Type out each entry exactly.

**** Listed entries ****

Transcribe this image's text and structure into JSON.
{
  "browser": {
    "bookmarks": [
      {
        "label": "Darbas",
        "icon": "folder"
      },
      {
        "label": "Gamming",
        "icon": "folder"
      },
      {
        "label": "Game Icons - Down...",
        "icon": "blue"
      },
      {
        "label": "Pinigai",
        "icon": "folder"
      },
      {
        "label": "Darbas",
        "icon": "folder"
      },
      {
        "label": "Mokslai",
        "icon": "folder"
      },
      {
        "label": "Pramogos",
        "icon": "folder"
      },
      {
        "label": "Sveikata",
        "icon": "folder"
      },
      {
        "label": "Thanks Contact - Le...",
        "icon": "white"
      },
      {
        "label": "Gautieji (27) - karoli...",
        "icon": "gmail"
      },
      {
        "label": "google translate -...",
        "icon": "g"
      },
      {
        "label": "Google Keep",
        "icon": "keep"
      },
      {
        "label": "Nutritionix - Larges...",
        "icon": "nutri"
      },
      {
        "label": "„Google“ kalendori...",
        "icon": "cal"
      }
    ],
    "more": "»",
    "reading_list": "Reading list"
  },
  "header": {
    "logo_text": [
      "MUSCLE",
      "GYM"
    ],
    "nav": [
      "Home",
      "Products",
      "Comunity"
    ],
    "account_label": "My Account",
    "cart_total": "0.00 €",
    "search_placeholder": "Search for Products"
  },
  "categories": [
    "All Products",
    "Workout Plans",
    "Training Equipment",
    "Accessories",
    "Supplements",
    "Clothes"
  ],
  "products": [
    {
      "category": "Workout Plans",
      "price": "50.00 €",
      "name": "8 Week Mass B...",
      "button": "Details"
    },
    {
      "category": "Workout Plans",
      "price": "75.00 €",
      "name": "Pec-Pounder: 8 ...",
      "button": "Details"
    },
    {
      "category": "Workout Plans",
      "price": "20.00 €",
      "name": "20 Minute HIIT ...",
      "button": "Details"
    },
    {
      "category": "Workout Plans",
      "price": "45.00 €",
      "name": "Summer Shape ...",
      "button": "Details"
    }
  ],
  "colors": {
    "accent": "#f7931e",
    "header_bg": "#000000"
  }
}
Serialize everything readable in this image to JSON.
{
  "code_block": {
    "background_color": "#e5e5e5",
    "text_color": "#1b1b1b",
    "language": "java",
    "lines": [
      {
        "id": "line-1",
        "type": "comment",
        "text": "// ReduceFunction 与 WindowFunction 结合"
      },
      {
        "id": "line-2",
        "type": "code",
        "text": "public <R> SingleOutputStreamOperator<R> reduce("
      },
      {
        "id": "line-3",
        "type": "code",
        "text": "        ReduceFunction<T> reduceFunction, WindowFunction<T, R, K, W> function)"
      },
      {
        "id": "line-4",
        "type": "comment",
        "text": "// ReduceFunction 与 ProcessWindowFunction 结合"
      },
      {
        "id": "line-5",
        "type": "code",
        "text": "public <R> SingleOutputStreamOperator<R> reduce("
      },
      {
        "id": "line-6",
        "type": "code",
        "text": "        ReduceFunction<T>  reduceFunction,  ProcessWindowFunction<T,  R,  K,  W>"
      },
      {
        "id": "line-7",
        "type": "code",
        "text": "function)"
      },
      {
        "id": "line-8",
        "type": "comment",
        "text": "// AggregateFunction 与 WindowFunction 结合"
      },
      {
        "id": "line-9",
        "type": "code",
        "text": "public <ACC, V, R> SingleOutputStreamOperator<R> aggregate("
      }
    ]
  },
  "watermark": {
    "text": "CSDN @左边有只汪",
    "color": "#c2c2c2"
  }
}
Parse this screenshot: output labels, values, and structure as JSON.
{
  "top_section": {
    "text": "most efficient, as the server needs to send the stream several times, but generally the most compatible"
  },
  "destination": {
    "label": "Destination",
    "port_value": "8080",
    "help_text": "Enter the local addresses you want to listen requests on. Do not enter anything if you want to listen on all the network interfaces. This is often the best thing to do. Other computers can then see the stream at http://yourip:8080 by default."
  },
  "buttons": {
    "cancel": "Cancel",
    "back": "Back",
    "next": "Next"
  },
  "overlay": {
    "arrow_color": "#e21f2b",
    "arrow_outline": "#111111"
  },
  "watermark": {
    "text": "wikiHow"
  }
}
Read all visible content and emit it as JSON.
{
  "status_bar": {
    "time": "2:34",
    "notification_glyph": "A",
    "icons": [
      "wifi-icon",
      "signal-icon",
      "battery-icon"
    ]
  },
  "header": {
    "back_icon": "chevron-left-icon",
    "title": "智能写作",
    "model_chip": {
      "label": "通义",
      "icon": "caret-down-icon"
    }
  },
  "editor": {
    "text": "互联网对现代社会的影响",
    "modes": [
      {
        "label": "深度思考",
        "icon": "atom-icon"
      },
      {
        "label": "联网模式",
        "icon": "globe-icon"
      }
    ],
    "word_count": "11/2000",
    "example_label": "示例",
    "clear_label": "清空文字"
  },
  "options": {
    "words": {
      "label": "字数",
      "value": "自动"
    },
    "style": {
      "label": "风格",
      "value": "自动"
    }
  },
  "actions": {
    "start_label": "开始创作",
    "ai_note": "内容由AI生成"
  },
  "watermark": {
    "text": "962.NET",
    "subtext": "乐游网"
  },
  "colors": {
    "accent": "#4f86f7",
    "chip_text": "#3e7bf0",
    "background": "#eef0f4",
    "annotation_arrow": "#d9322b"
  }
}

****

Result of this exercise:
Transcribe this image's text and structure into JSON.
{
  "browser": {
    "bookmarks": [
      {
        "label": "Darbas",
        "icon": "folder"
      },
      {
        "label": "Gamming",
        "icon": "folder"
      },
      {
        "label": "Game Icons - Down...",
        "icon": "blue"
      },
      {
        "label": "Pinigai",
        "icon": "folder"
      },
      {
        "label": "Darbas",
        "icon": "folder"
      },
      {
        "label": "Mokslai",
        "icon": "folder"
      },
      {
        "label": "Pramogos",
        "icon": "folder"
      },
      {
        "label": "Sveikata",
        "icon": "folder"
      },
      {
        "label": "Thanks Contact - Le...",
        "icon": "white"
      },
      {
        "label": "Gautieji (27) - karoli...",
        "icon": "gmail"
      },
      {
        "label": "google translate -...",
        "icon": "g"
      },
      {
        "label": "Google Keep",
        "icon": "keep"
      },
      {
        "label": "Nutritionix - Larges...",
        "icon": "nutri"
      },
      {
        "label": "„Google“ kalendori...",
        "icon": "cal"
      }
    ],
    "more": "»",
    "reading_list": "Reading list"
  },
  "header": {
    "logo_text": [
      "MUSCLE",
      "GYM"
    ],
    "nav": [
      "Home",
      "Products",
      "Comunity"
    ],
    "account_label": "My Account",
    "cart_total": "0.00 €",
    "search_placeholder": "Search for Products"
  },
  "categories": [
    "All Products",
    "Workout Plans",
    "Training Equipment",
    "Accessories",
    "Supplements",
    "Clothes"
  ],
  "products": [
    {
      "category": "Workout Plans",
      "price": "50.00 €",
      "name": "8 Week Mass B...",
      "button": "Details"
    },
    {
      "category": "Workout Plans",
      "price": "75.00 €",
      "name": "Pec-Pounder: 8 ...",
      "button": "Details"
    },
    {
      "category": "Workout Plans",
      "price": "20.00 €",
      "name": "20 Minute HIIT ...",
      "button": "Details"
    },
    {
      "category": "Workout Plans",
      "price": "45.00 €",
      "name": "Summer Shape ...",
      "button": "Details"
    }
  ],
  "colors": {
    "accent": "#f7931e",
    "header_bg": "#000000"
  }
}
Serialize everything readable in this image to JSON.
{
  "code_block": {
    "background_color": "#e5e5e5",
    "text_color": "#1b1b1b",
    "language": "java",
    "lines": [
      {
        "id": "line-1",
        "type": "comment",
        "text": "// ReduceFunction 与 WindowFunction 结合"
      },
      {
        "id": "line-2",
        "type": "code",
        "text": "public <R> SingleOutputStreamOperator<R> reduce("
      },
      {
        "id": "line-3",
        "type": "code",
        "text": "        ReduceFunction<T> reduceFunction, WindowFunction<T, R, K, W> function)"
      },
      {
        "id": "line-4",
        "type": "comment",
        "text": "// ReduceFunction 与 ProcessWindowFunction 结合"
      },
      {
        "id": "line-5",
        "type": "code",
        "text": "public <R> SingleOutputStreamOperator<R> reduce("
      },
      {
        "id": "line-6",
        "type": "code",
        "text": "        ReduceFunction<T>  reduceFunction,  ProcessWindowFunction<T,  R,  K,  W>"
      },
      {
        "id": "line-7",
        "type": "code",
        "text": "function)"
      },
      {
        "id": "line-8",
        "type": "comment",
        "text": "// AggregateFunction 与 WindowFunction 结合"
      },
      {
        "id": "line-9",
        "type": "code",
        "text": "public <ACC, V, R> SingleOutputStreamOperator<R> aggregate("
      }
    ]
  },
  "watermark": {
    "text": "CSDN @左边有只汪",
    "color": "#c2c2c2"
  }
}
Parse this screenshot: output labels, values, and structure as JSON.
{
  "top_section": {
    "text": "most efficient, as the server needs to send the stream several times, but generally the most compatible"
  },
  "destination": {
    "label": "Destination",
    "port_value": "8080",
    "help_text": "Enter the local addresses you want to listen requests on. Do not enter anything if you want to listen on all the network interfaces. This is often the best thing to do. Other computers can then see the stream at http://yourip:8080 by default."
  },
  "buttons": {
    "cancel": "Cancel",
    "back": "Back",
    "next": "Next"
  },
  "overlay": {
    "arrow_color": "#e21f2b",
    "arrow_outline": "#111111"
  },
  "watermark": {
    "text": "wikiHow"
  }
}
Read all visible content and emit it as JSON.
{
  "status_bar": {
    "time": "2:34",
    "notification_glyph": "A",
    "icons": [
      "wifi-icon",
      "signal-icon",
      "battery-icon"
    ]
  },
  "header": {
    "back_icon": "chevron-left-icon",
    "title": "智能写作",
    "model_chip": {
      "label": "通义",
      "icon": "caret-down-icon"
    }
  },
  "editor": {
    "text": "互联网对现代社会的影响",
    "modes": [
      {
        "label": "深度思考",
        "icon": "atom-icon"
      },
      {
        "label": "联网模式",
        "icon": "globe-icon"
      }
    ],
    "word_count": "11/2000",
    "example_label": "示例",
    "clear_label": "清空文字"
  },
  "options": {
    "words": {
      "label": "字数",
      "value": "自动"
    },
    "style": {
      "label": "风格",
      "value": "自动"
    }
  },
  "actions": {
    "start_label": "开始创作",
    "ai_note": "内容由AI生成"
  },
  "watermark": {
    "text": "962.NET",
    "subtext": "乐游网"
  },
  "colors": {
    "accent": "#4f86f7",
    "chip_text": "#3e7bf0",
    "background": "#eef0f4",
    "annotation_arrow": "#d9322b"
  }
}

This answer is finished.